Task prompt
Scan the records and identify every line in which the string "subtitle" occurs, then return those lines.

START Input data

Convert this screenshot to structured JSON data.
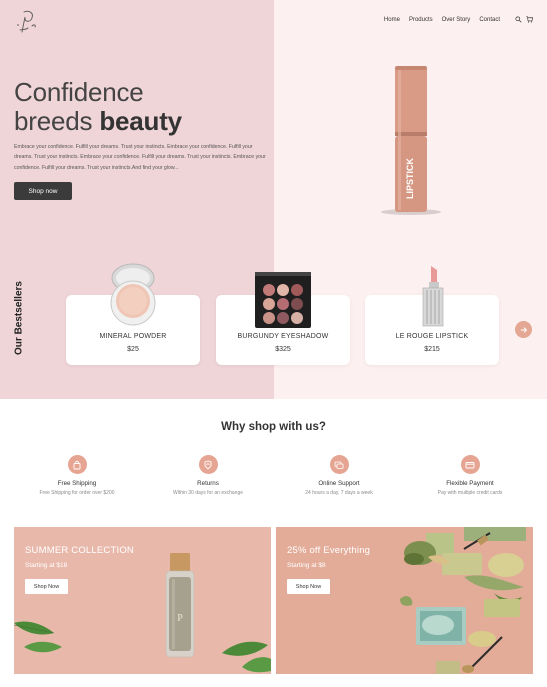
{
  "nav": {
    "items": [
      "Home",
      "Products",
      "Over Story",
      "Contact"
    ]
  },
  "icons": {
    "logo": "script-p-logo",
    "search": "search-icon",
    "cart": "cart-icon",
    "next": "arrow-right-icon"
  },
  "hero": {
    "title_line1": "Confidence",
    "title_line2_prefix": "breeds ",
    "title_line2_bold": "beauty",
    "description": "Embrace your confidence. Fulfill your dreams. Trust your instincts. Embrace your confidence. Fulfill your dreams. Trust your instincts. Embrace your confidence. Fulfill your dreams. Trust your instincts. Embrace your confidence. Fulfill your dreams. Trust your instincts.And find your glow...",
    "cta": "Shop now",
    "product_text": "LIPSTICK"
  },
  "bestsellers": {
    "label": "Our Bestsellers",
    "items": [
      {
        "name": "MINERAL POWDER",
        "price": "$25"
      },
      {
        "name": "BURGUNDY EYESHADOW",
        "price": "$325"
      },
      {
        "name": "LE ROUGE LIPSTICK",
        "price": "$215"
      }
    ]
  },
  "why": {
    "title": "Why shop with us?",
    "features": [
      {
        "title": "Free Shipping",
        "subtitle": "Free Shipping for order over $200",
        "icon": "bag-icon"
      },
      {
        "title": "Returns",
        "subtitle": "Within 30 days for an exchange",
        "icon": "return-icon"
      },
      {
        "title": "Online Support",
        "subtitle": "24 hours a day, 7 days a week",
        "icon": "chat-icon"
      },
      {
        "title": "Flexible Payment",
        "subtitle": "Pay with multiple credit cards",
        "icon": "card-icon"
      }
    ]
  },
  "promos": [
    {
      "title": "SUMMER COLLECTION",
      "subtitle": "Starting at $18",
      "cta": "Shop Now"
    },
    {
      "title": "25% off Everything",
      "subtitle": "Starting at $8",
      "cta": "Shop Now"
    }
  ],
  "colors": {
    "hero_left": "#f0d5d8",
    "hero_right": "#fdf0f0",
    "accent": "#e6a593",
    "dark_button": "#3b3b3b",
    "promo_left": "#e8b9ab",
    "promo_right": "#e3ac99"
  }
}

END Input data

Completed task
        "subtitle": "Free Shipping for order over $200",
        "subtitle": "Within 30 days for an exchange",
        "subtitle": "24 hours a day, 7 days a week",
        "subtitle": "Pay with multiple credit cards",
      "subtitle": "Starting at $18",
      "subtitle": "Starting at $8",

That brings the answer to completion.